We can shift between one mindset and the other and it will probably be different for different areas, e.g. many people believe they can't get better at drawing.
A fixed mindset means that we are less open to constructive feedback.

During a plenary or at the end of the day is a good time to promote a growth mindset with pupils, and Dweck recommends asking these sort of questions: “What did you learn today?
What mistake did you make that taught you something? What did you try hard at today?”

Discussing how to deal with children who are displaying a fixed mindset she says, "When your fixed-mindset son tells stories about doing things better than other children, everyone says, “Yeah, but what did you learn?” When he talks about how easy everything is for him in school, you all say, “Oh, that’s too bad. You’re not learning. Can you find something harder to do so you could learn more?” When he boasts about being a champ, you say, “Champs are the people who work the hardest. You can become a champ. Tomorrow tell me something you’ve done to become a champ.” Poor kid, it’s a conspiracy. In the long run, he doesn’t stand a chance!"

She believes we should ask ourselves, "What are the opportunities for learning and growth today? For myself? For the people around me?" And having done that and thought of the opportunities, formed a plan, and asked oneself: "When, where, and how will I embark on my plan?" Stirring stuff, and I'm sure she probably does do that.

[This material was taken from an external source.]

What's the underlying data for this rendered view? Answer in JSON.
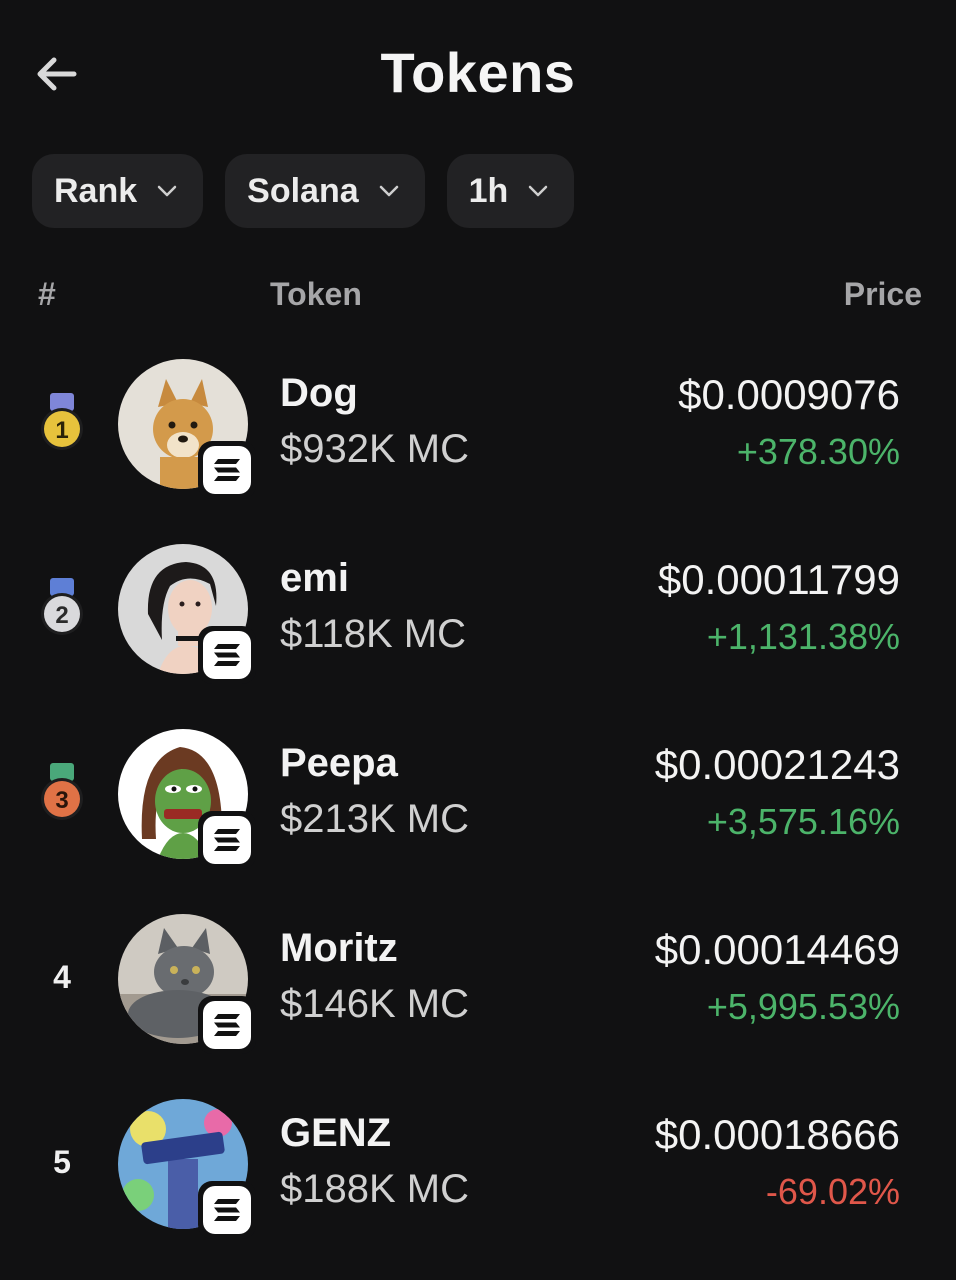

Today was our first day back at school after the holidays and I tried to start putting some of the ideas into practice. As part of our discussions on our success criteria for our art lesson I included two extra questions, which were: Can you stick at the task even though it's tricky? Did you learn from a mistake (slashed out) learning opportunity? And there was a lot of good talk about these ideas.